• **WHAT YOU NEED TO DO**
Return all records exactly. Nothing may be added.

[Records from a dataset]
============================================================

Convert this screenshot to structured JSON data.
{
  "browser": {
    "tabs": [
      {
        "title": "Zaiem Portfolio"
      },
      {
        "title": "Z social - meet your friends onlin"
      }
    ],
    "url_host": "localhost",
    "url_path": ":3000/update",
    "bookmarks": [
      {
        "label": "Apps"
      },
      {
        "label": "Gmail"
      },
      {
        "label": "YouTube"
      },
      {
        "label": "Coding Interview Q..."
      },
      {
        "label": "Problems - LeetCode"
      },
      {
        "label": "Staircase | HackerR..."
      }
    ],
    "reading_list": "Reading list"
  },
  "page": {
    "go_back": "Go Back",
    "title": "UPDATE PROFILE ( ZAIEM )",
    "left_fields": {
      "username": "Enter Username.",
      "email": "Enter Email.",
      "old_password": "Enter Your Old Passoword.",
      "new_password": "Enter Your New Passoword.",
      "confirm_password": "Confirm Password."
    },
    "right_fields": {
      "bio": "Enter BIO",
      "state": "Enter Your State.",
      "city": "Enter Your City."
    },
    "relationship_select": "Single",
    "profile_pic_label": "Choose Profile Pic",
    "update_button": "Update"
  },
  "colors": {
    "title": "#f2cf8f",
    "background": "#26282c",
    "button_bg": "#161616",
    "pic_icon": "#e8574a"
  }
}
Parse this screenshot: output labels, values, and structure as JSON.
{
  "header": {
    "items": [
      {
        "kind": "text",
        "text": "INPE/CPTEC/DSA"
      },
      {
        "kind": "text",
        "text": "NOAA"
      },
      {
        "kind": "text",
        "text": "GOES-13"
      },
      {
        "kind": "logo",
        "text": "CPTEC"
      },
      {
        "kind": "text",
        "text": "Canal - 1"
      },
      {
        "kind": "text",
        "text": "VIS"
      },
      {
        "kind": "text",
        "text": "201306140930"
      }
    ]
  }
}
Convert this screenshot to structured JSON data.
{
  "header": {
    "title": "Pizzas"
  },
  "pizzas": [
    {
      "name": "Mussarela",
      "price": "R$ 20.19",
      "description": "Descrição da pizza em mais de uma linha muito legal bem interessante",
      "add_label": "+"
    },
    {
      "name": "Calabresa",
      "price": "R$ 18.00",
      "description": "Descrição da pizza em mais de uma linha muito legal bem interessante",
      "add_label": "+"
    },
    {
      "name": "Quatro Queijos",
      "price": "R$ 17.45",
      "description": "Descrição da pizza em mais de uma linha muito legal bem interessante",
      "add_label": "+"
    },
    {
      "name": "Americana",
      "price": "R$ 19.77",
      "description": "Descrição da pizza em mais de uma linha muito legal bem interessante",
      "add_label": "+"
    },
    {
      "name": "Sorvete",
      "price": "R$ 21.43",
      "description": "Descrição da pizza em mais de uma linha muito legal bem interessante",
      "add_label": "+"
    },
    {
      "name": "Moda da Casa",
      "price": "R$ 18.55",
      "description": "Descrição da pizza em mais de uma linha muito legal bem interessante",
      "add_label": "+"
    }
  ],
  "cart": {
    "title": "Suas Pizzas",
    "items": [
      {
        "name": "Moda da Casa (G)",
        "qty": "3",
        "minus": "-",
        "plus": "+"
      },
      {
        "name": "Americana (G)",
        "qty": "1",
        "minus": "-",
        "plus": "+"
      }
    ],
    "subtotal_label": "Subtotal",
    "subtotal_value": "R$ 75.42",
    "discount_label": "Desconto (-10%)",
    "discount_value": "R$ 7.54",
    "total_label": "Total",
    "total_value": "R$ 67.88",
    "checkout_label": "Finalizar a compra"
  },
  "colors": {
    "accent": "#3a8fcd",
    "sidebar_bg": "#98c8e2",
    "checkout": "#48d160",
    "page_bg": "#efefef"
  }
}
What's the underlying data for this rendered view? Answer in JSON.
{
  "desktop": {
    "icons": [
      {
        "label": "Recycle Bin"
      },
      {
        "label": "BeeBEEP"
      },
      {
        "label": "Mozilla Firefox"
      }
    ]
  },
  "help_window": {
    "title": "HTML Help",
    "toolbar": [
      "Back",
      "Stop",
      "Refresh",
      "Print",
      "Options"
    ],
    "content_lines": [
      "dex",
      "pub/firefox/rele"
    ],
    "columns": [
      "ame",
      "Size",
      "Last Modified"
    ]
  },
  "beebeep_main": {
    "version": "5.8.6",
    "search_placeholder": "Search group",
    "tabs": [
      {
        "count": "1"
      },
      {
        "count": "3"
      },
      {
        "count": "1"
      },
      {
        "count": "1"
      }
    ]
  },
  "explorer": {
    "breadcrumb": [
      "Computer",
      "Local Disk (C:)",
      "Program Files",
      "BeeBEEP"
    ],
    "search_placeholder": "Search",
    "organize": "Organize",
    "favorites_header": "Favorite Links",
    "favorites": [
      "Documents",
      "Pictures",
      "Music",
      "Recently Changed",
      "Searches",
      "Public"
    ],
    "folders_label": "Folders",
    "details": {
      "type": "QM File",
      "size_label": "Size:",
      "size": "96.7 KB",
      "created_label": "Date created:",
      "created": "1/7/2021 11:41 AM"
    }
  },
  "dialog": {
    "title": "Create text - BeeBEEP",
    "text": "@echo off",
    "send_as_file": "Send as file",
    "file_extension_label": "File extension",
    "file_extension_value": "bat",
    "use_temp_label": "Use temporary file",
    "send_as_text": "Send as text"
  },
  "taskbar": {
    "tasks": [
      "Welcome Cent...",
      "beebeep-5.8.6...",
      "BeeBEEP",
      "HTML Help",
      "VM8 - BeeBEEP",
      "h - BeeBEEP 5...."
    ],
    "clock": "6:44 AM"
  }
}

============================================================

• **WRITTEN REPLY**
Convert this screenshot to structured JSON data.
{
  "browser": {
    "tabs": [
      {
        "title": "Zaiem Portfolio"
      },
      {
        "title": "Z social - meet your friends onlin"
      }
    ],
    "url_host": "localhost",
    "url_path": ":3000/update",
    "bookmarks": [
      {
        "label": "Apps"
      },
      {
        "label": "Gmail"
      },
      {
        "label": "YouTube"
      },
      {
        "label": "Coding Interview Q..."
      },
      {
        "label": "Problems - LeetCode"
      },
      {
        "label": "Staircase | HackerR..."
      }
    ],
    "reading_list": "Reading list"
  },
  "page": {
    "go_back": "Go Back",
    "title": "UPDATE PROFILE ( ZAIEM )",
    "left_fields": {
      "username": "Enter Username.",
      "email": "Enter Email.",
      "old_password": "Enter Your Old Passoword.",
      "new_password": "Enter Your New Passoword.",
      "confirm_password": "Confirm Password."
    },
    "right_fields": {
      "bio": "Enter BIO",
      "state": "Enter Your State.",
      "city": "Enter Your City."
    },
    "relationship_select": "Single",
    "profile_pic_label": "Choose Profile Pic",
    "update_button": "Update"
  },
  "colors": {
    "title": "#f2cf8f",
    "background": "#26282c",
    "button_bg": "#161616",
    "pic_icon": "#e8574a"
  }
}
Parse this screenshot: output labels, values, and structure as JSON.
{
  "header": {
    "items": [
      {
        "kind": "text",
        "text": "INPE/CPTEC/DSA"
      },
      {
        "kind": "text",
        "text": "NOAA"
      },
      {
        "kind": "text",
        "text": "GOES-13"
      },
      {
        "kind": "logo",
        "text": "CPTEC"
      },
      {
        "kind": "text",
        "text": "Canal - 1"
      },
      {
        "kind": "text",
        "text": "VIS"
      },
      {
        "kind": "text",
        "text": "201306140930"
      }
    ]
  }
}
Convert this screenshot to structured JSON data.
{
  "header": {
    "title": "Pizzas"
  },
  "pizzas": [
    {
      "name": "Mussarela",
      "price": "R$ 20.19",
      "description": "Descrição da pizza em mais de uma linha muito legal bem interessante",
      "add_label": "+"
    },
    {
      "name": "Calabresa",
      "price": "R$ 18.00",
      "description": "Descrição da pizza em mais de uma linha muito legal bem interessante",
      "add_label": "+"
    },
    {
      "name": "Quatro Queijos",
      "price": "R$ 17.45",
      "description": "Descrição da pizza em mais de uma linha muito legal bem interessante",
      "add_label": "+"
    },
    {
      "name": "Americana",
      "price": "R$ 19.77",
      "description": "Descrição da pizza em mais de uma linha muito legal bem interessante",
      "add_label": "+"
    },
    {
      "name": "Sorvete",
      "price": "R$ 21.43",
      "description": "Descrição da pizza em mais de uma linha muito legal bem interessante",
      "add_label": "+"
    },
    {
      "name": "Moda da Casa",
      "price": "R$ 18.55",
      "description": "Descrição da pizza em mais de uma linha muito legal bem interessante",
      "add_label": "+"
    }
  ],
  "cart": {
    "title": "Suas Pizzas",
    "items": [
      {
        "name": "Moda da Casa (G)",
        "qty": "3",
        "minus": "-",
        "plus": "+"
      },
      {
        "name": "Americana (G)",
        "qty": "1",
        "minus": "-",
        "plus": "+"
      }
    ],
    "subtotal_label": "Subtotal",
    "subtotal_value": "R$ 75.42",
    "discount_label": "Desconto (-10%)",
    "discount_value": "R$ 7.54",
    "total_label": "Total",
    "total_value": "R$ 67.88",
    "checkout_label": "Finalizar a compra"
  },
  "colors": {
    "accent": "#3a8fcd",
    "sidebar_bg": "#98c8e2",
    "checkout": "#48d160",
    "page_bg": "#efefef"
  }
}
What's the underlying data for this rendered view? Answer in JSON.
{
  "desktop": {
    "icons": [
      {
        "label": "Recycle Bin"
      },
      {
        "label": "BeeBEEP"
      },
      {
        "label": "Mozilla Firefox"
      }
    ]
  },
  "help_window": {
    "title": "HTML Help",
    "toolbar": [
      "Back",
      "Stop",
      "Refresh",
      "Print",
      "Options"
    ],
    "content_lines": [
      "dex",
      "pub/firefox/rele"
    ],
    "columns": [
      "ame",
      "Size",
      "Last Modified"
    ]
  },
  "beebeep_main": {
    "version": "5.8.6",
    "search_placeholder": "Search group",
    "tabs": [
      {
        "count": "1"
      },
      {
        "count": "3"
      },
      {
        "count": "1"
      },
      {
        "count": "1"
      }
    ]
  },
  "explorer": {
    "breadcrumb": [
      "Computer",
      "Local Disk (C:)",
      "Program Files",
      "BeeBEEP"
    ],
    "search_placeholder": "Search",
    "organize": "Organize",
    "favorites_header": "Favorite Links",
    "favorites": [
      "Documents",
      "Pictures",
      "Music",
      "Recently Changed",
      "Searches",
      "Public"
    ],
    "folders_label": "Folders",
    "details": {
      "type": "QM File",
      "size_label": "Size:",
      "size": "96.7 KB",
      "created_label": "Date created:",
      "created": "1/7/2021 11:41 AM"
    }
  },
  "dialog": {
    "title": "Create text - BeeBEEP",
    "text": "@echo off",
    "send_as_file": "Send as file",
    "file_extension_label": "File extension",
    "file_extension_value": "bat",
    "use_temp_label": "Use temporary file",
    "send_as_text": "Send as text"
  },
  "taskbar": {
    "tasks": [
      "Welcome Cent...",
      "beebeep-5.8.6...",
      "BeeBEEP",
      "HTML Help",
      "VM8 - BeeBEEP",
      "h - BeeBEEP 5...."
    ],
    "clock": "6:44 AM"
  }
}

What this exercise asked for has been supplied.